“A lot of people are like all these cops should quit their jobs because they work for a corrupt system," Marve said. "My response is we work in America and it is corrupt but we not packing our bags and moving to Canada. We are staying and making a change here."

She is grateful that Flushing police investigated the threats against protesters like her and then asked Michigan State Police to assist.

“We’ve asked them to monitor it,” Chief Hoornstra said. “We have been told a couple of things they have come across that they have identified as non-credible. But there is new stuff that comes all the time and they are really busy right now. There are things going on everywhere.”

Police say while they have not seen any indication that the threats made were credible, threats can, in theory, still be considered criminal. That would be up to a prosecutor.

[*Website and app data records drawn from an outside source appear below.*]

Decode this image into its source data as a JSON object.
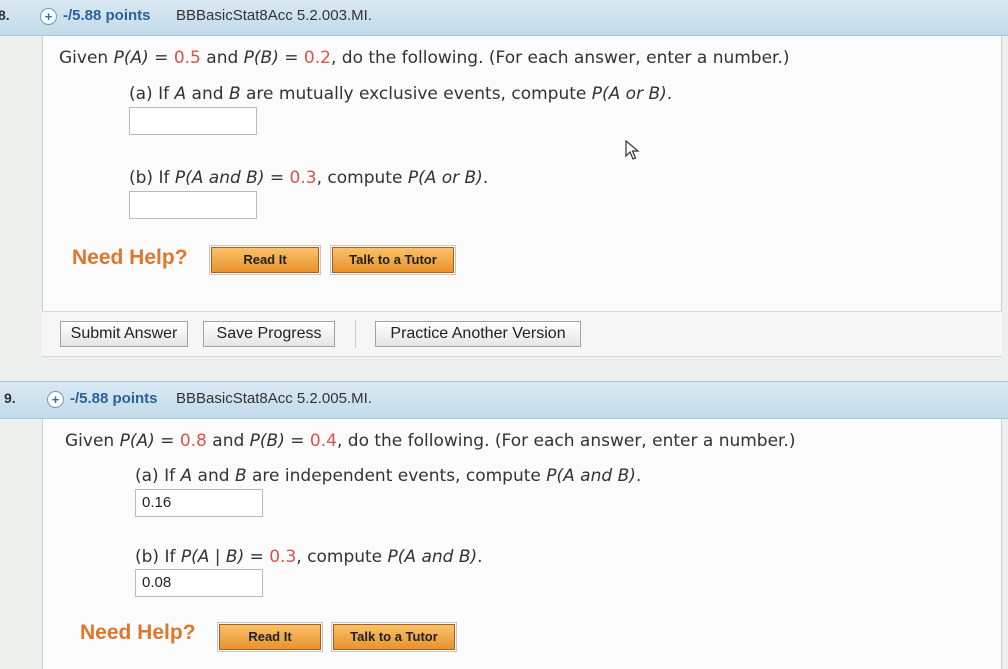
{
  "q8": {
    "number": "8.",
    "points": "-/5.88 points",
    "code": "BBBasicStat8Acc 5.2.003.MI.",
    "stem_pre": "Given ",
    "stem_pa": "P(A)",
    "stem_eq1": " = ",
    "stem_va": "0.5",
    "stem_and": " and ",
    "stem_pb": "P(B)",
    "stem_eq2": " = ",
    "stem_vb": "0.2",
    "stem_post": ", do the following. (For each answer, enter a number.)",
    "a_label": "(a) If ",
    "a_A": "A",
    "a_and": " and ",
    "a_B": "B",
    "a_text": " are mutually exclusive events, compute ",
    "a_target": "P(A or B)",
    "a_end": ".",
    "a_value": "",
    "b_label": "(b) If ",
    "b_cond": "P(A and B)",
    "b_eq": " = ",
    "b_val": "0.3",
    "b_text": ", compute ",
    "b_target": "P(A or B)",
    "b_end": ".",
    "b_value": "",
    "need_help": "Need Help?",
    "read_it": "Read It",
    "tutor": "Talk to a Tutor"
  },
  "actions": {
    "submit": "Submit Answer",
    "save": "Save Progress",
    "practice": "Practice Another Version"
  },
  "q9": {
    "number": "9.",
    "points": "-/5.88 points",
    "code": "BBBasicStat8Acc 5.2.005.MI.",
    "stem_pre": "Given ",
    "stem_pa": "P(A)",
    "stem_eq1": " = ",
    "stem_va": "0.8",
    "stem_and": " and ",
    "stem_pb": "P(B)",
    "stem_eq2": " = ",
    "stem_vb": "0.4",
    "stem_post": ", do the following. (For each answer, enter a number.)",
    "a_label": "(a) If ",
    "a_A": "A",
    "a_and": " and ",
    "a_B": "B",
    "a_text": " are independent events, compute ",
    "a_target": "P(A and B)",
    "a_end": ".",
    "a_value": "0.16",
    "b_label": "(b) If ",
    "b_cond": "P(A | B)",
    "b_eq": " = ",
    "b_val": "0.3",
    "b_text": ", compute ",
    "b_target": "P(A and B)",
    "b_end": ".",
    "b_value": "0.08",
    "need_help": "Need Help?",
    "read_it": "Read It",
    "tutor": "Talk to a Tutor"
  },
  "icons": {
    "expand": "plus-circle-icon",
    "pointer": "mouse-cursor-icon"
  },
  "colors": {
    "value_red": "#d9534f",
    "points_blue": "#2e5f9a",
    "help_orange": "#e0762c"
  }
}
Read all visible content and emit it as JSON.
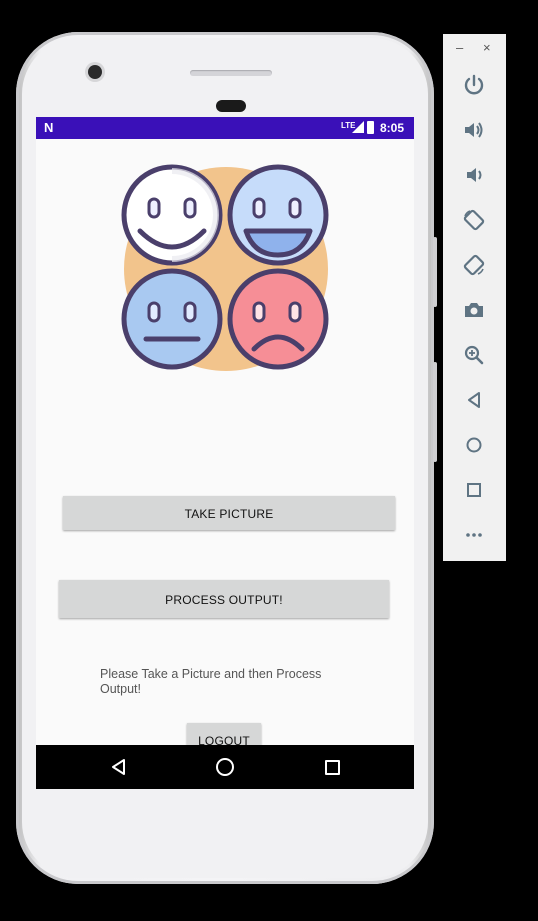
{
  "statusbar": {
    "notification_icon": "N",
    "network_label": "LTE",
    "time": "8:05"
  },
  "hero": {
    "image_name": "emotion-faces-illustration",
    "colors": {
      "blob": "#f2c48c",
      "face_white": "#ffffff",
      "face_blue_light": "#c6dcfa",
      "face_blue": "#a9c9f1",
      "face_pink": "#f68e96",
      "outline": "#4a3f6b"
    }
  },
  "buttons": {
    "take_picture": "TAKE PICTURE",
    "process_output": "PROCESS OUTPUT!",
    "logout": "LOGOUT"
  },
  "message": "Please Take a Picture and then Process Output!",
  "navigation": {
    "back": "back-icon",
    "home": "home-icon",
    "recents": "recents-icon"
  },
  "emulator_toolbar": {
    "minimize": "–",
    "close": "×",
    "items": [
      "power-icon",
      "volume-up-icon",
      "volume-down-icon",
      "rotate-left-icon",
      "rotate-right-icon",
      "camera-icon",
      "zoom-icon",
      "back-icon",
      "home-icon",
      "overview-icon",
      "more-icon"
    ]
  },
  "accent_colors": {
    "status_bar": "#3a10b8",
    "button_bg": "#d6d7d7"
  }
}
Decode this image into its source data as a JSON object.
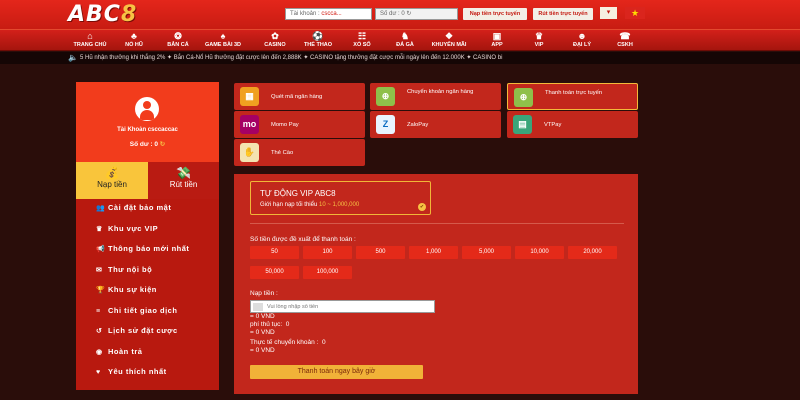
{
  "header": {
    "logo_main": "ABC",
    "logo_num": "8",
    "account_label": "Tài khoản :",
    "account_value": "cscca...",
    "balance_label": "Số dư :",
    "balance_value": "0",
    "btn_deposit_fast": "Nạp tiền trực tuyến",
    "btn_withdraw_fast": "Rút tiền trực tuyến",
    "flag_symbol": "★"
  },
  "nav": [
    {
      "label": "TRANG CHỦ",
      "icon": "home-icon",
      "glyph": "⌂"
    },
    {
      "label": "NỔ HŨ",
      "icon": "slot-icon",
      "glyph": "♣"
    },
    {
      "label": "BẮN CÁ",
      "icon": "fish-icon",
      "glyph": "❂"
    },
    {
      "label": "GAME BÀI 3D",
      "icon": "cards-icon",
      "glyph": "♠"
    },
    {
      "label": "CASINO",
      "icon": "casino-icon",
      "glyph": "✿"
    },
    {
      "label": "THỂ THAO",
      "icon": "sports-icon",
      "glyph": "⚽"
    },
    {
      "label": "XỔ SỐ",
      "icon": "lottery-icon",
      "glyph": "☷"
    },
    {
      "label": "ĐÁ GÀ",
      "icon": "cockfight-icon",
      "glyph": "♞"
    },
    {
      "label": "KHUYẾN MÃI",
      "icon": "gift-icon",
      "glyph": "❖"
    },
    {
      "label": "APP",
      "icon": "app-icon",
      "glyph": "▣"
    },
    {
      "label": "VIP",
      "icon": "crown-icon",
      "glyph": "♛"
    },
    {
      "label": "ĐẠI LÝ",
      "icon": "agent-icon",
      "glyph": "☻"
    },
    {
      "label": "CSKH",
      "icon": "support-icon",
      "glyph": "☎"
    }
  ],
  "ticker": "5 Hũ nhận thưởng khi thắng 2%  ✦ Bắn Cá-Nổ Hũ thưởng đặt cược lên đến 2,888K  ✦ CASINO tặng thưởng đặt cược mỗi ngày lên đến 12.000K  ✦ CASINO bi",
  "profile": {
    "account_text": "Tài Khoản csccaccac",
    "balance_label": "Số dư :",
    "balance_value": "0",
    "refresh_glyph": "↻"
  },
  "tabs": {
    "deposit": "Nạp tiền",
    "withdraw": "Rút tiền"
  },
  "menu": [
    {
      "label": "Cài đặt bảo mật",
      "glyph": "👥"
    },
    {
      "label": "Khu vực VIP",
      "glyph": "♛"
    },
    {
      "label": "Thông báo mới nhất",
      "glyph": "📢"
    },
    {
      "label": "Thư nội bộ",
      "glyph": "✉"
    },
    {
      "label": "Khu sự kiện",
      "glyph": "🏆"
    },
    {
      "label": "Chi tiết giao dịch",
      "glyph": "≡"
    },
    {
      "label": "Lịch sử đặt cược",
      "glyph": "↺"
    },
    {
      "label": "Hoàn trả",
      "glyph": "◉"
    },
    {
      "label": "Yêu thích nhất",
      "glyph": "♥"
    }
  ],
  "methods": [
    {
      "label": "Quét mã ngân hàng",
      "icon": "qr-bank-icon",
      "glyph": "▦",
      "icon_bg": "#f0a020",
      "icon_fg": "#fff"
    },
    {
      "label": "Chuyển khoản ngân hàng",
      "icon": "bank-transfer-icon",
      "glyph": "⊕",
      "icon_bg": "#8fc04a",
      "icon_fg": "#fff"
    },
    {
      "label": "Thanh toán trực tuyến",
      "icon": "online-pay-icon",
      "glyph": "⊕",
      "icon_bg": "#8fc04a",
      "icon_fg": "#fff"
    },
    {
      "label": "Momo Pay",
      "icon": "momo-icon",
      "glyph": "mo",
      "icon_bg": "#a50064",
      "icon_fg": "#fff"
    },
    {
      "label": "ZaloPay",
      "icon": "zalopay-icon",
      "glyph": "Z",
      "icon_bg": "#e8f4ff",
      "icon_fg": "#0a6cc2"
    },
    {
      "label": "VTPay",
      "icon": "vtpay-icon",
      "glyph": "▤",
      "icon_bg": "#3aa57a",
      "icon_fg": "#fff"
    },
    {
      "label": "Thẻ Cào",
      "icon": "scratch-card-icon",
      "glyph": "✋",
      "icon_bg": "#f4e3b0",
      "icon_fg": "#c47a00"
    }
  ],
  "vip": {
    "title": "TỰ ĐỘNG VIP ABC8",
    "limit_label": "Giới hạn nạp tối thiểu",
    "limit_value": "10 ~ 1,000,000",
    "check_glyph": "✔"
  },
  "suggest": {
    "title": "Số tiền được đề xuất để thanh toán :",
    "amounts": [
      "50",
      "100",
      "500",
      "1,000",
      "5,000",
      "10,000",
      "20,000",
      "50,000",
      "100,000"
    ]
  },
  "form": {
    "nap_label": "Nạp tiền :",
    "nap_placeholder": "Vui lòng nhập số tiền",
    "nap_vnd": "= 0 VND",
    "fee_label": "phí thủ tục:",
    "fee_value": "0",
    "fee_vnd": "= 0 VND",
    "actual_label": "Thực tế chuyển khoản :",
    "actual_value": "0",
    "actual_vnd": "= 0 VND",
    "submit_label": "Thanh toán ngay bây giờ"
  },
  "colors": {
    "brand_red": "#e4261b",
    "panel_red": "#c2271c",
    "gold": "#f1b238",
    "background": "#2a0d0a"
  }
}
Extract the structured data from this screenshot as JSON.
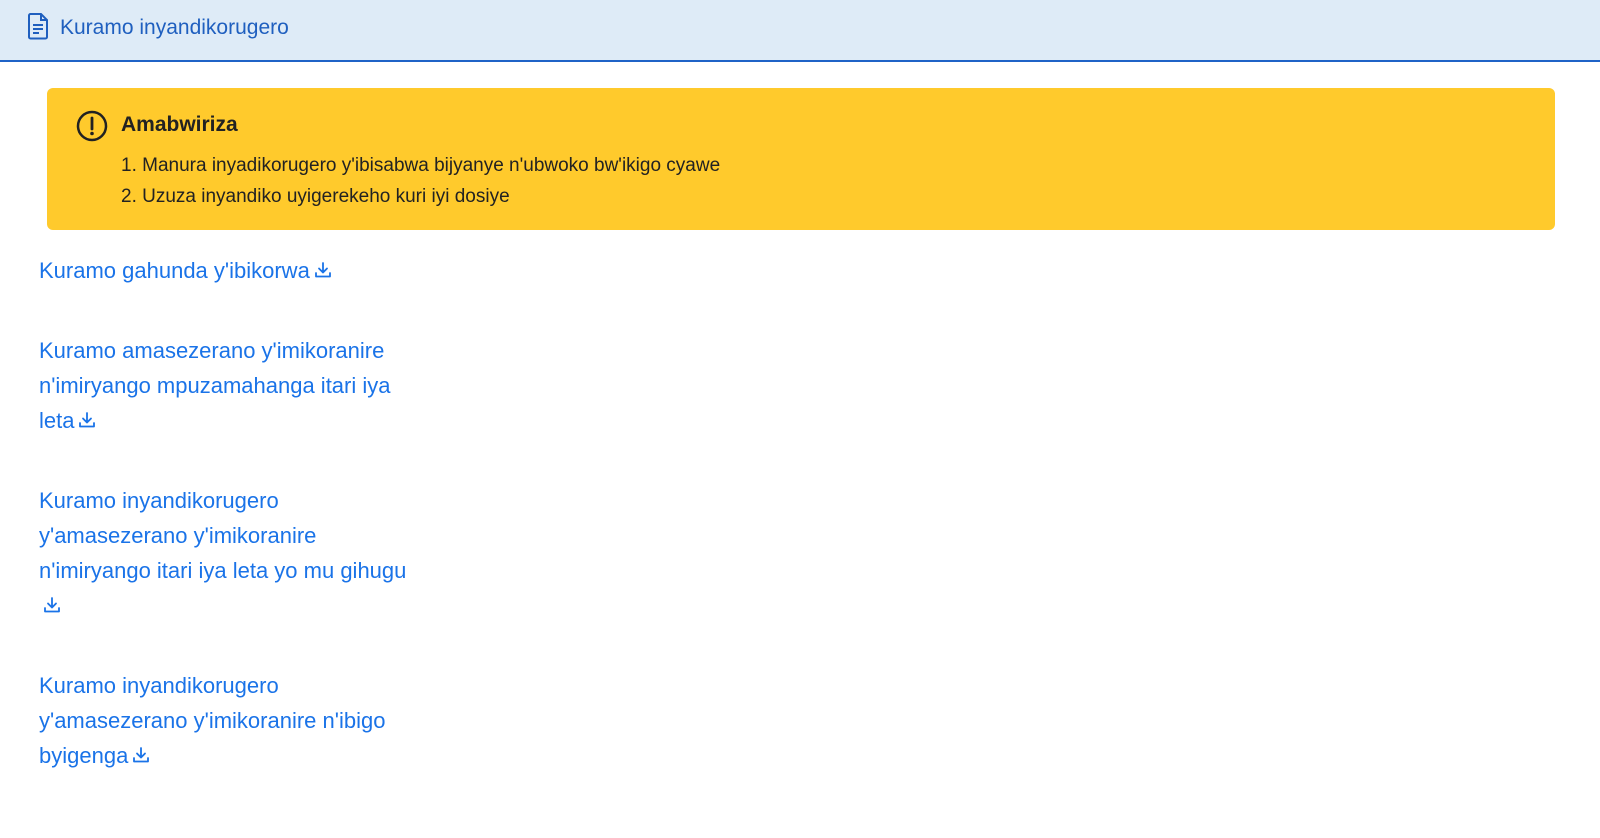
{
  "header": {
    "title": "Kuramo inyandikorugero",
    "icon": "document-icon"
  },
  "notice": {
    "title": "Amabwiriza",
    "icon": "exclamation-circle-icon",
    "items": [
      "1. Manura inyadikorugero y'ibisabwa bijyanye n'ubwoko bw'ikigo cyawe",
      "2. Uzuza inyandiko uyigerekeho kuri iyi dosiye"
    ]
  },
  "downloads": [
    {
      "label": "Kuramo gahunda y'ibikorwa",
      "icon": "download-icon"
    },
    {
      "label": "Kuramo amasezerano y'imikoranire n'imiryango mpuzamahanga itari iya leta",
      "icon": "download-icon"
    },
    {
      "label": "Kuramo inyandikorugero y'amasezerano y'imikoranire n'imiryango itari iya leta yo mu gihugu",
      "icon": "download-icon"
    },
    {
      "label": "Kuramo inyandikorugero y'amasezerano y'imikoranire n'ibigo byigenga",
      "icon": "download-icon"
    }
  ],
  "colors": {
    "header_bg": "#deebf7",
    "header_text": "#1f5fbf",
    "notice_bg": "#ffca2c",
    "link": "#1a73e8"
  }
}
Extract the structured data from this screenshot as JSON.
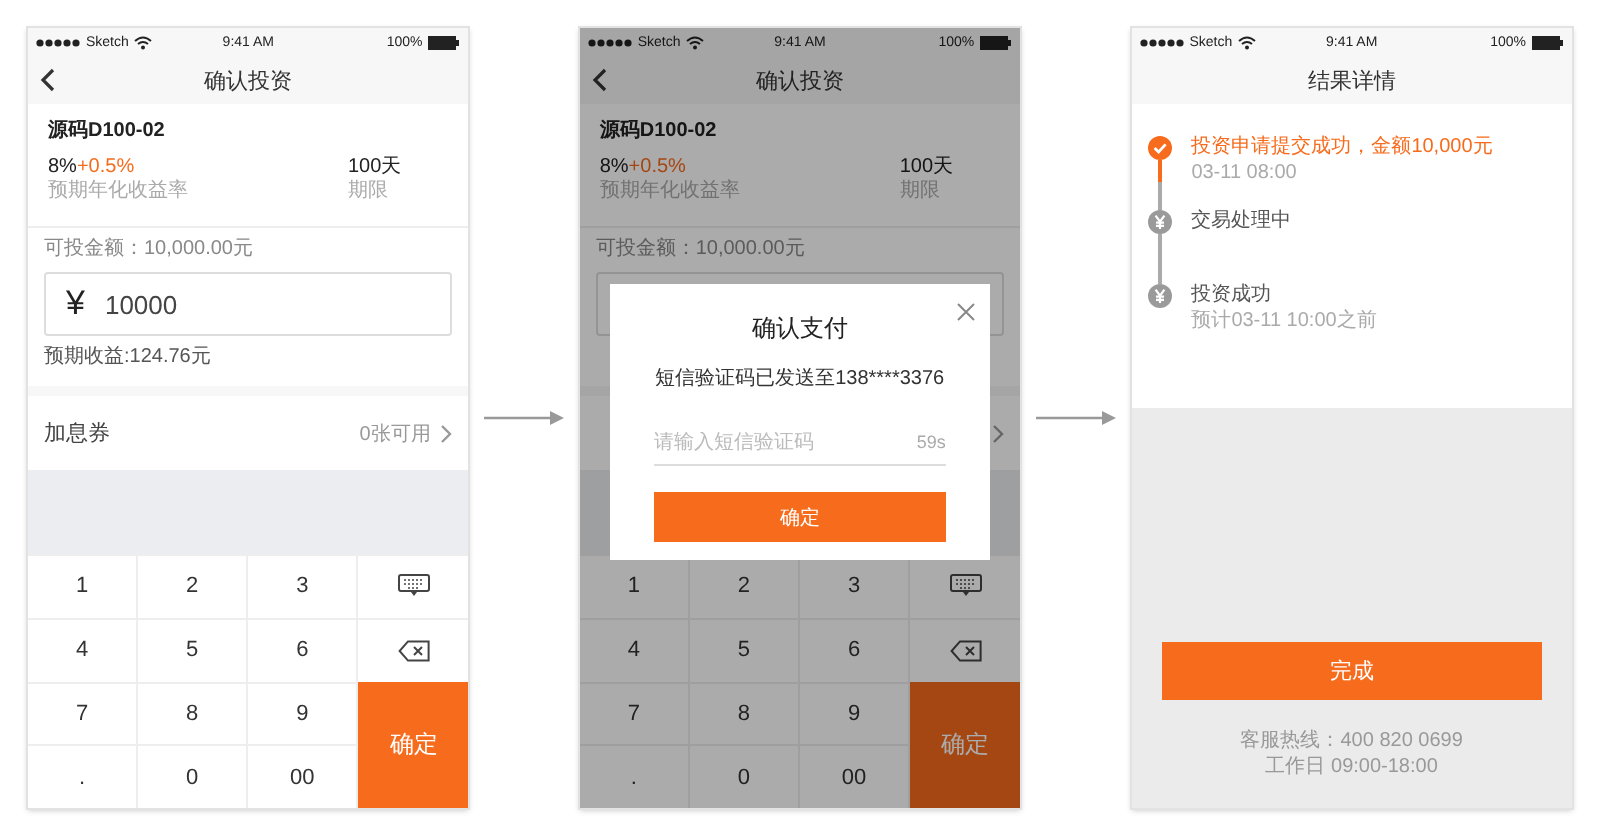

As for who's making these comments, many asked if they could be police? We looked into about a dozen people we saw talking about violence against protesters in Flushing. None appeared to be from Michigan. We found no evidence any were police officers. None responded to requests for comment.

Our sister station 7 Action News reached out to an administrator of the Back the Blue Facebook Page for comment.

“It is very apparent from our rules and the post pinned at the top of the page that we do not condone threats of any sort. With such a large group we can’t possibly see every single comment but we do our best to provide a safe and supportive place for law enforcement and their supporters. If we don’t catch comments, our members usually do and report them to us, at which time offenders are removed from the group,” said an administrator who goes by the name Maryanne Elizabeth on Facebook.